[The problem]
Pull every line with "Toplam" from the data.

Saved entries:
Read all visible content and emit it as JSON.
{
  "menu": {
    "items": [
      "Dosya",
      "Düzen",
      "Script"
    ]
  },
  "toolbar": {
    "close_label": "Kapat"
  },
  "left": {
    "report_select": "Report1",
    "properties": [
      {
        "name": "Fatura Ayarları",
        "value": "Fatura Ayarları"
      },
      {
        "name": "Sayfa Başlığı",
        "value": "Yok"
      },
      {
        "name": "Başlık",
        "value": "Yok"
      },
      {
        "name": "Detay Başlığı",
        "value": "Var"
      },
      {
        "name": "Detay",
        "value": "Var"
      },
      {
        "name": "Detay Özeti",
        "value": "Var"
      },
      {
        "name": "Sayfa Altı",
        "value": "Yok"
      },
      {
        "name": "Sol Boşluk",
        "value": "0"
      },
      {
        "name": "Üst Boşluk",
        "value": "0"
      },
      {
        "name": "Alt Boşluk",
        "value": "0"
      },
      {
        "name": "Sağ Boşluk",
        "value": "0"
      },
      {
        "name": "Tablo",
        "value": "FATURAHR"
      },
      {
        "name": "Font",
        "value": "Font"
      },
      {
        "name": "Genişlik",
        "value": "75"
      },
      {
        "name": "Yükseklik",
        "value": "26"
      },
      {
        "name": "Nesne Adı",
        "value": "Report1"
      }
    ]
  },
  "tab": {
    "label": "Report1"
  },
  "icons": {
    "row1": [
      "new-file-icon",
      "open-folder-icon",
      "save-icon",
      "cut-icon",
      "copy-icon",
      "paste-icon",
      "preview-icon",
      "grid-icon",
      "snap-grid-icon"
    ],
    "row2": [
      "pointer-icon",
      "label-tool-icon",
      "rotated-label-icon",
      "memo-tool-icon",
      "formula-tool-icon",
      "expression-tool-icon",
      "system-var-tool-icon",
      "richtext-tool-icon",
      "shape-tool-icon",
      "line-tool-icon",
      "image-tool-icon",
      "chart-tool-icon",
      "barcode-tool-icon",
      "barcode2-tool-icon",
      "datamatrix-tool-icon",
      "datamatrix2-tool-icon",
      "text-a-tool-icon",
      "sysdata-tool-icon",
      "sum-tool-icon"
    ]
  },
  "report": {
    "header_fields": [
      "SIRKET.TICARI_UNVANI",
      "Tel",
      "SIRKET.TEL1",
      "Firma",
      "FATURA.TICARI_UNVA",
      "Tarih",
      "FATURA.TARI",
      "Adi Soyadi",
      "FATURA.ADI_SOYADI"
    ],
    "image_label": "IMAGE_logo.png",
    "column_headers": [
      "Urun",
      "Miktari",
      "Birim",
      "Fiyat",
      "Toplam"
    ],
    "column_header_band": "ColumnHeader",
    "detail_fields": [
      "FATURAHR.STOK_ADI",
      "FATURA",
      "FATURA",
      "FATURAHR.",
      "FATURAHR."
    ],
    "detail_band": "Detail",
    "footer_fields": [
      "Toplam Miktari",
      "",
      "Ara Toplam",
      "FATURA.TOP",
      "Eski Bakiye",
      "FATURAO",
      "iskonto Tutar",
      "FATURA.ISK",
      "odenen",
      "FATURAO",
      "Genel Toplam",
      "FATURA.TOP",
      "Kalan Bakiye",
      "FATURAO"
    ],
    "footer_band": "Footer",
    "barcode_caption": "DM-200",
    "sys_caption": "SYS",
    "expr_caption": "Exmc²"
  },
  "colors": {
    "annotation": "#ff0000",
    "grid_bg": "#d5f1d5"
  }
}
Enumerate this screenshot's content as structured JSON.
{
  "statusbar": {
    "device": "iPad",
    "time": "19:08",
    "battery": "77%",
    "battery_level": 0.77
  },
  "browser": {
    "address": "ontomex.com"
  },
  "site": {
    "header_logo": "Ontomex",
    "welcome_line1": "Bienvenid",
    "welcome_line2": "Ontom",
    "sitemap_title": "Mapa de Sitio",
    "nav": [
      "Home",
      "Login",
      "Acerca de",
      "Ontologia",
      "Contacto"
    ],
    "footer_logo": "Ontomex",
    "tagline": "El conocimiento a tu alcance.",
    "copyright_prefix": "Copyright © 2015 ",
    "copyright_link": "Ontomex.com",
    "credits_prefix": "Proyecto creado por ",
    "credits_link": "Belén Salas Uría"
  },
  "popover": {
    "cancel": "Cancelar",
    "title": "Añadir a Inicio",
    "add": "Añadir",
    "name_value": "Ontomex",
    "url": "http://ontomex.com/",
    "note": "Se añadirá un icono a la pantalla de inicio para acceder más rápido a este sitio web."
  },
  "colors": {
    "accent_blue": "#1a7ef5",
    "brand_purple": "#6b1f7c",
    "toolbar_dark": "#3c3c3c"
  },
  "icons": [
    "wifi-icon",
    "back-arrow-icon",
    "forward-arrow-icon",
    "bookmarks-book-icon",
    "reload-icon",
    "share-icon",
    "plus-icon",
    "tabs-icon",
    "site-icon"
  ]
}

[Task result]
      "Toplam"
      "Toplam Miktari",
      "Ara Toplam",
      "Genel Toplam",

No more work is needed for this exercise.